Absentee ballots, meanwhile, are in a class of their own, especially as the Florida legislature – with bipartisan support – recently abolished the last meaningful impediment to absentee fraud by eliminating the requirement for a witness signature on applications. It used to be that witness signatures could be tracked to spot "brokers" – middlemen who signed up dozens or even hundreds of absentee voters. The signatures could be checked by handwriting experts. No longer. "The floodgates are open for absentee-ballot abuse to an unprecedented degree," predicted Kendall Coffey, a Democratic Party lawyer who once won a case overturning an election in Miami thanks to broker signature-tracking.
In Little Haiti, vote organiser Carline Paul explained how the system might work now. "There is a bar code on the absentee ballot that can be checked against the registration application. So they can make sure a voter is registered. But they can't check whether he or she is dead. All the Cubans need to do is to sign up everyone over 70, whether they are in a nursing home or in the next world, and they can steal this election."
Every elections supervisor in Florida has been praying for months that the November election won't be close. But what if it is? The only certainty, as Congressman Wexler said, is that "both Bush and Kerry lawyers will be in several courts on election night." Thousands of attorneys are at the ready and – unlike last time – they have their strategies and case books ready to go.
But what will they argue about? If electronic voting machines are the issue, they will be hard put to request re-counts, as re-counts will be meaningless.
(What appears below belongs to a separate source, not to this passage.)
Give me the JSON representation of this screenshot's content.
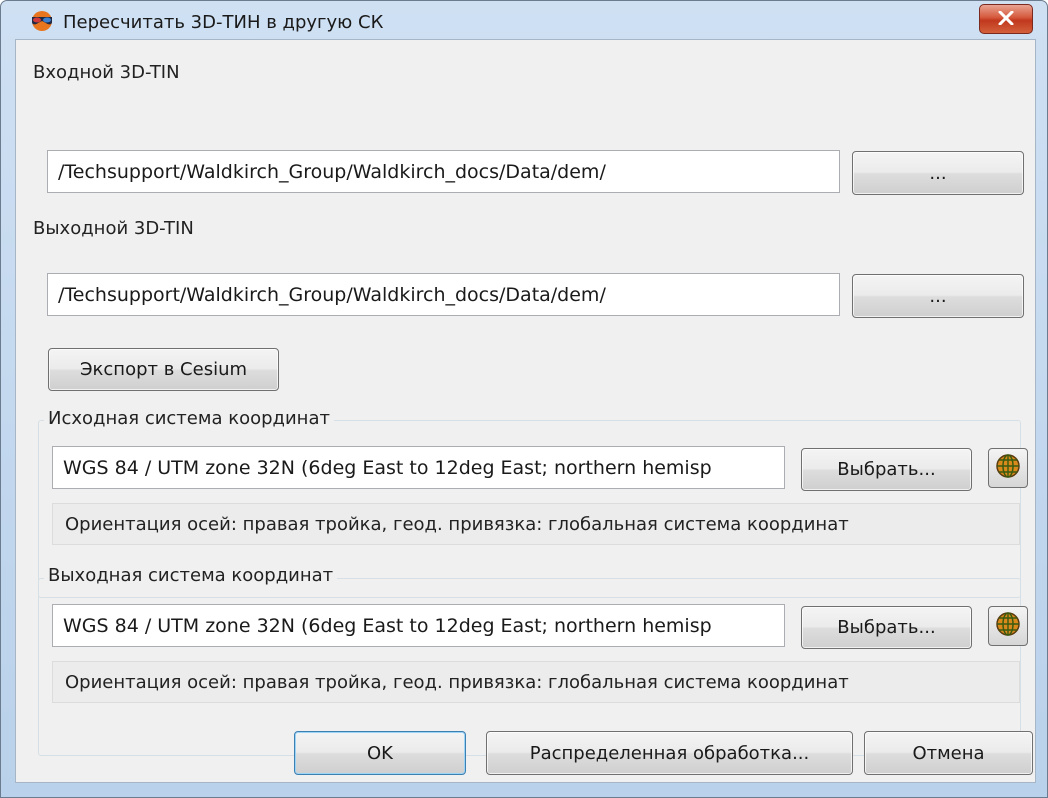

They will have 72 hours from the close of polling – before absentee, provisional and overseas votes have been fully counted – to mount formal challenges, and that means sorting through an anticipated avalanche of testimonials and allegations to map a coherent legal strategy.
It could be that there will be nothing to argue about, as the physical evidence of vote-tampering (paper ballots and fraudulent signatures) have become so much rarer. Or it could be that the election is taken out of the hands of the people altogether – on the grounds that the results are unreliable – and decided, once again, in the Supreme Court. The problem, Lida Rodriguez-Taseff said, is this: "We have thrown millions of dollars at correcting the outward signs of problems, without correcting the problems themselves."
Some people believe the best strategy is to keep fighting. There are high hopes of introducing a voter-verified paper trail before the 2008 presidential election, and there are signs that a grassroots movement to restore ex-felons' voting rights is finding support beyond Florida's boundaries.
"We're trying not to get bogged down in negatives," said Monica Russo, a state co-ordinator for the service workers' union. "If you do that, everyone will slit their wrists. We're union workers - we're used to having the deck stacked against us. It's about helping people to get through the process."
The mess that is Florida nevertheless came as a profound shock to a group of international election monitors who toured the state last week. Dr Brigalia Bam, who chairs South Africa's Independent Electoral Commission, was stunned by the patchwork of jurisdictions, rules and anomalies. "Absolutely everything is a violation," she said. "All these different systems in different counties with no accountability... It's like the poorest village in Africa." November could be another agonizingly long month in American politics.